Train for Narrow Places on the Trail
by Jill Holdal with Julie Lewis Schot
It’s common to encounter knee-knocking narrow points on the trail. If your horse rams your legs into trees, rushes through tight spots, or simply refuses them, your safety may be at risk. Trainer Jill Holdal employs an exercise she calls Spare My Knees, Please, where she stops a horse between two trees to help him learn to better negotiate tight spots on the trail and improve safety.
How can I prepare my horse for narrow places on the trail?
It’s crucial that your horse has a good foundation before you hit the trail. It all starts at the mounting block. Your horse needs to stand still when mounted, stay quiet, and learn that this is a time to chill out and relax. Once he stands quietly on a loose rein, then it’s time to progress to other areas of the arena or out on the trail.
Rider error is one of the main reasons horses will not stand still when mounted. The horse should never move off until you ask. You’re setting yourself up for trouble on the trail if you allow this. Are you anticipating your horse’s first steps and picking up contact before allowing the horse to relax on a loose rein? Maybe you don’t trust your horse to stand still without rein contact.
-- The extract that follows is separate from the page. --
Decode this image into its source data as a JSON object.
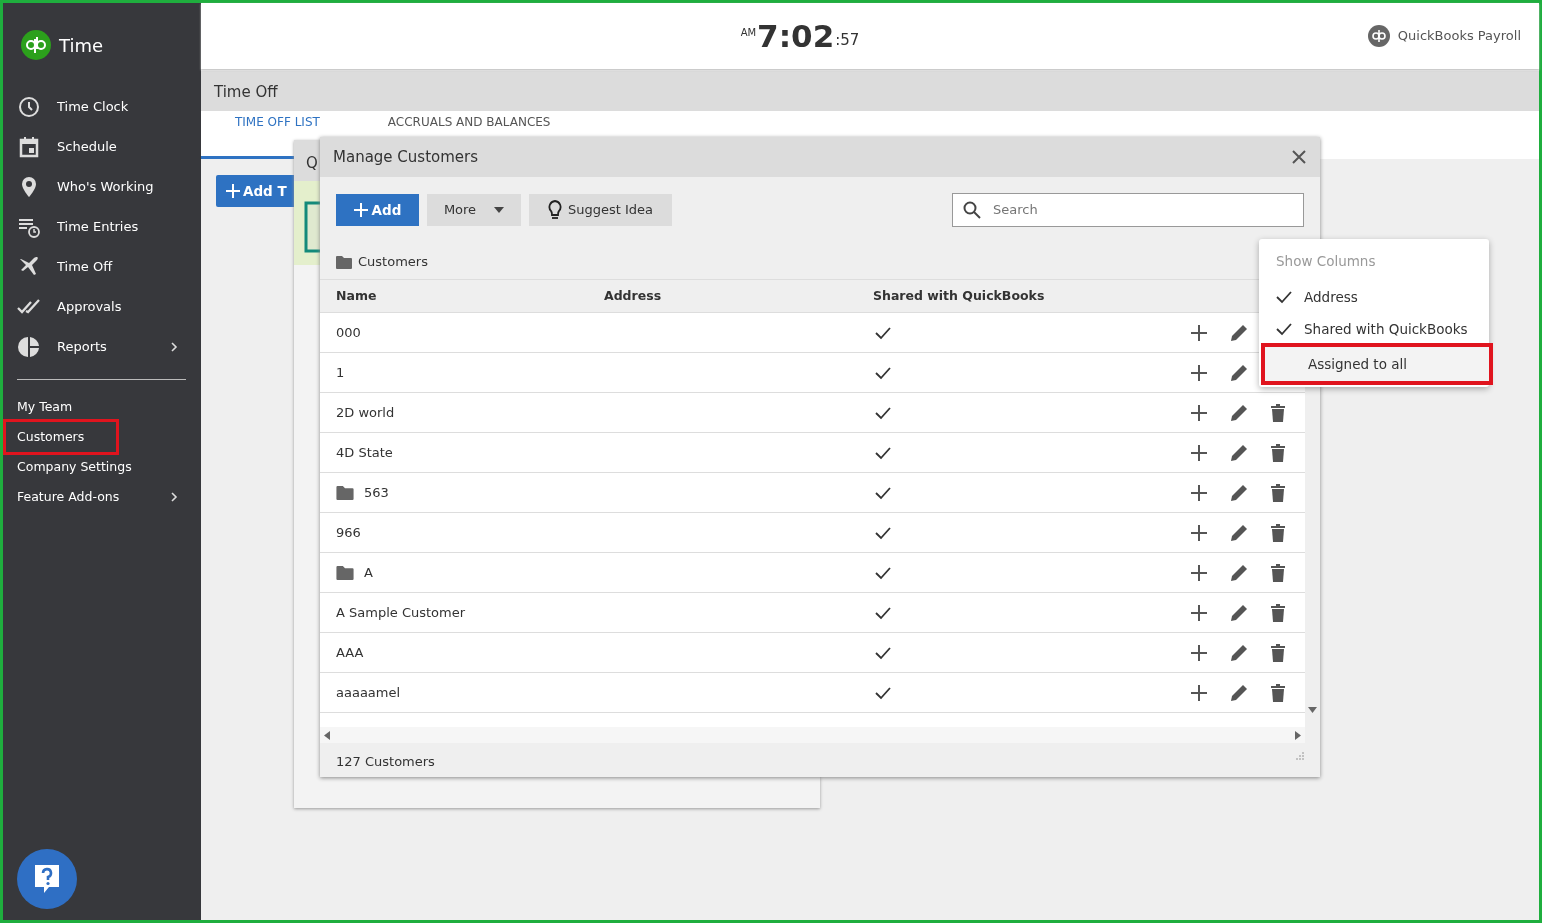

How do I get my horse to stand still when being mounted?
You might have to teach him to stand still by making him move. Use one rein lateral flexion and disengage him in circles every time he moves before you ask. Once he stands quietly you can praise him. He will learn that mounting is a time to relax or he will have to work. He will never learn to stand still if you always depart as soon as you’re in the saddle; you are teaching him to walk off right away. This is crucial preparation for the exercises out on the trail.
How do you continue this work on the trail?
All the horses in my training program, even seasoned ones, continue with the work of standing quietly on a loose rein. I stop them often on the trail to make sure they are still focused on me. We’ll stand quietly again with a draped rein. I use it in various locations—up and down hills, under tree branches, at narrow creek crossings and in any tight location we encounter.
Specific to the Spare My Knees, Please exercise, set up barrels, poles or anything you can find to create a tight space at home to practice. It’s easier if you start with a wider distance between two obstacles and squeeze down from there so the horse becomes progressively more comfortable. On the trail, you can then practice between wider trees before taking them through trees as tight as in the photos. This is a very tight squeeze followed by a hairpin turn, so it is not a starting point in training.
What should a rider do as she approaches a tight spot on the trail?
As you approach a tight spot or obstacle don’t tense up; don’t take extra contact on the face and don’t think about what could go wrong. Relax. I like to stop the horse halfway through and let him rest. Again, you want that loose rein while you let your horse stand. You want your horse to relax. You want to teach him there is no need to rush through when he may be uncomfortable.
Some horses may refuse; ask them for baby steps instead. Just get their nose or face between the trees, then back up a step or two. Then get the shoulders in, then back up, and so on. Don’t be in a hurry. In the photo above I am asking for one step back. Once you are halfway through, just stop and relax. Then you can continue on through the trees safely.
Ride with a buddy when you are training your trail horse. Especially if you lack confidence or have issues you need to deal with, you need a willing riding partner who doesn’t mind hanging out while you work with your horse. Just having someone there can help keep you calm. Someone with a well-seasoned trail horse is even better.
Jill Holdal resides in the scenic Walker Valley area of Mount Vernon, Washington. With over 40 years of experience, her techniques have proven successful for all breeds and disciplines. She offers foundation training, tune-ups, trail training (on real trails), and extreme horse makeovers. She specializes in making accurate training evaluations and tailoring effective schooling methods. This boutique style training means no assembly-line training and limited openings. She provides horses plenty of attention and consistency while staying at her property.
Holdal competes in barrel racing, ranch sorting, and cowboy races. She also enjoys trail riding, dressage, and is currently inspired by working equitation.
Find her on her “Jill’s Horse Training” Facebook page. Email firstname.lastname@example.org or call 360-422-8202.